A Leadership Coach and Vistage Master Chair based in Chicago, Elisa recently wrote a blog examining the relationship between likeability and business success. She starts her piece by relating the story of Sally Field's famous Oscar acceptance speech when she gushed, “You like me, you really like me.”
Guess what? That's not what she said. Her actual words were, “I can’t deny the fact that you like me. Right now, you like me.” Elisa makes the point that we probably "misremember" the quote because "it isn’t just actors who are primarily motivated by being liked, we all are. Psychologists say this misquote is so sticky because it exemplifies a central human need." (Read Elisa's blog here.)
Does this mean that the more likeable we are, the more successful we will be? Not necessarily, but in many cases, yes.
Whether we are liked impacts our ability to have long-term, lasting success.
What I find so interesting about Elisa's article is how she calls attention to the fact that our outward likeability (not just our inward need to be liked) is an essential component of EQ (defined by Wikipedia as "the capability of individuals to recognize their own and other people's emotions...to use emotional information to guide thinking and behavior, and to manage and/or adjust emotions to adapt environments or achieve one's goals.")
"I am fascinated, particularly lately," Elisa writes, "with how this shows up in politics.
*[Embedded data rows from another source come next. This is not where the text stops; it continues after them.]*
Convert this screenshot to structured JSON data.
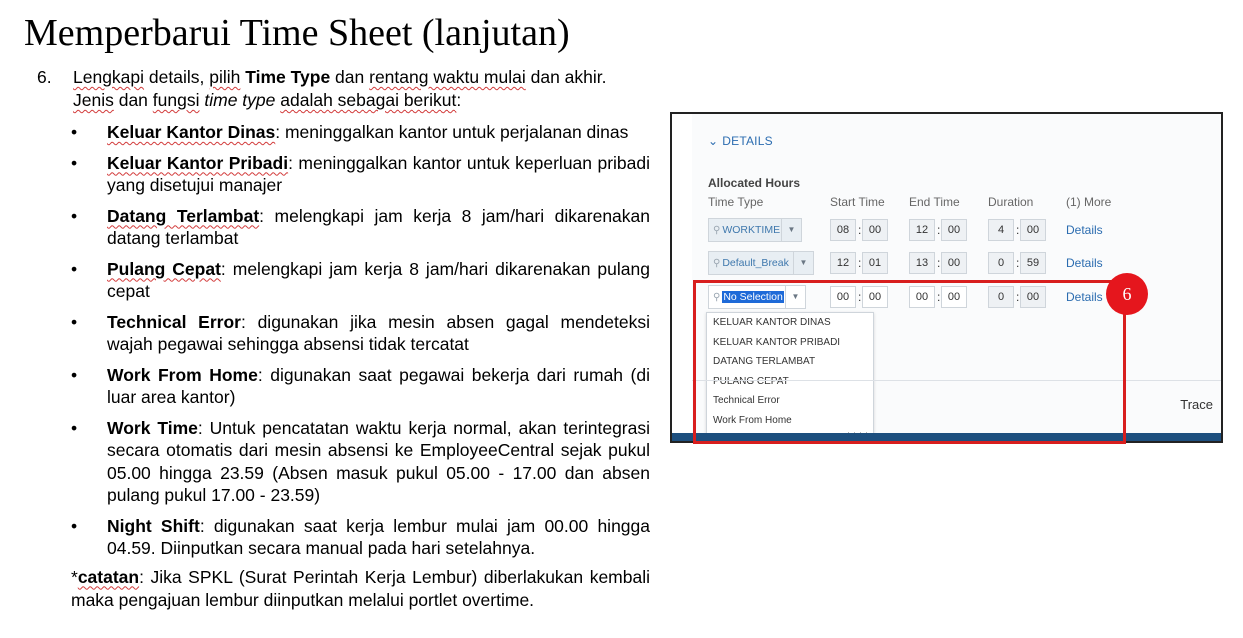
{
  "slide": {
    "title": "Memperbarui Time Sheet (lanjutan)",
    "step_number": "6.",
    "step_intro_a": "Lengkapi",
    "step_intro_b": " details, ",
    "step_intro_c": "pilih",
    "step_intro_d": " ",
    "step_intro_e": "Time Type",
    "step_intro_f": " dan ",
    "step_intro_g": "rentang waktu mulai",
    "step_intro_h": " dan akhir.",
    "step_line2_a": "Jenis",
    "step_line2_b": " dan ",
    "step_line2_c": "fungsi",
    "step_line2_d": " ",
    "step_line2_e": "time type",
    "step_line2_f": " ",
    "step_line2_g": "adalah sebagai berikut",
    "step_line2_h": ":",
    "bullet_glyph": "•",
    "items": [
      {
        "term": "Keluar Kantor Dinas",
        "desc": ": meninggalkan kantor untuk perjalanan dinas"
      },
      {
        "term": "Keluar Kantor Pribadi",
        "desc": ": meninggalkan kantor untuk keperluan pribadi yang disetujui manajer"
      },
      {
        "term": "Datang Terlambat",
        "desc": ": melengkapi jam kerja 8 jam/hari dikarenakan datang terlambat"
      },
      {
        "term": "Pulang Cepat",
        "desc": ": melengkapi jam kerja 8 jam/hari dikarenakan pulang cepat"
      },
      {
        "term": "Technical Error",
        "desc": ": digunakan jika mesin absen gagal mendeteksi wajah pegawai sehingga absensi tidak tercatat"
      },
      {
        "term": "Work From Home",
        "desc": ": digunakan saat pegawai bekerja dari rumah (di luar area kantor)"
      },
      {
        "term": "Work Time",
        "desc": ": Untuk pencatatan waktu kerja normal, akan terintegrasi secara otomatis dari mesin absensi ke EmployeeCentral sejak pukul 05.00 hingga 23.59 (Absen masuk pukul 05.00 - 17.00 dan absen pulang pukul 17.00 - 23.59)"
      },
      {
        "term": "Night Shift",
        "desc": ": digunakan saat kerja lembur mulai jam 00.00 hingga 04.59. Diinputkan secara manual pada hari setelahnya."
      }
    ],
    "note_prefix": "*",
    "note_term": "catatan",
    "note_text": ": Jika SPKL (Surat Perintah Kerja Lembur) diberlakukan kembali maka pengajuan lembur diinputkan melalui portlet overtime."
  },
  "screenshot": {
    "section_label": "DETAILS",
    "allocated_label": "Allocated Hours",
    "col_time_type": "Time Type",
    "col_start": "Start Time",
    "col_end": "End Time",
    "col_duration": "Duration",
    "col_more": "(1) More",
    "colon": ":",
    "details_link": "Details",
    "rows": [
      {
        "type": "WORKTIME",
        "start_h": "08",
        "start_m": "00",
        "end_h": "12",
        "end_m": "00",
        "dur_h": "4",
        "dur_m": "00"
      },
      {
        "type": "Default_Break",
        "start_h": "12",
        "start_m": "01",
        "end_h": "13",
        "end_m": "00",
        "dur_h": "0",
        "dur_m": "59"
      },
      {
        "type": "No Selection",
        "start_h": "00",
        "start_m": "00",
        "end_h": "00",
        "end_m": "00",
        "dur_h": "0",
        "dur_m": "00"
      }
    ],
    "dropdown_options": [
      "KELUAR KANTOR DINAS",
      "KELUAR KANTOR PRIBADI",
      "DATANG TERLAMBAT",
      "PULANG CEPAT",
      "Technical Error",
      "Work From Home"
    ],
    "trace_label": "Trace",
    "badge": "6"
  },
  "colors": {
    "accent_blue": "#2b6cb0",
    "highlight_red": "#d81e1e",
    "badge_red": "#e5161d",
    "selection_blue": "#1e6ad8",
    "bottom_bar": "#1d4f7e"
  },
  "icons": {
    "section_toggle": "chevron-down-icon",
    "type_search": "search-icon",
    "type_dropdown": "caret-down-icon",
    "resize": "resize-grip-icon"
  }
}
Here in Chicago, our mayor nearly lost the last election, despite what he has accomplished, because lots of people don’t like him. Our previous mayor was extremely popular. As a result, he could do things that people didn’t like (like swoop in and close an airport in the middle of the night, without any authority to do so), because people liked him, even if they didn’t always like what he did."
Working with CEOs and executives, Elisa observes the same phenomenon. The CEOs who, like Sally Field, are really liked by their teams, get results, she says. "They get a pass when they make a mistake, especially when they own it and admit it. And more importantly, they get support when they want something to happen."
For me, as a corporate anthropologist, there's the kicker. Business leaders who get things done not only have their team's affection but also their respect—something you can attempt to build into an organization's culture but without a motivational, inspiring, likeable leader, it often falls flat.
You might want to ask yourself, how likeable are you?
Do your employees respect you? When you present a new idea or want to take the company in a different direction, do they willingly support you or grumble behind closed doors? In other words, do they like you? This might be a good time to try and find out.
From Observation to Innovation,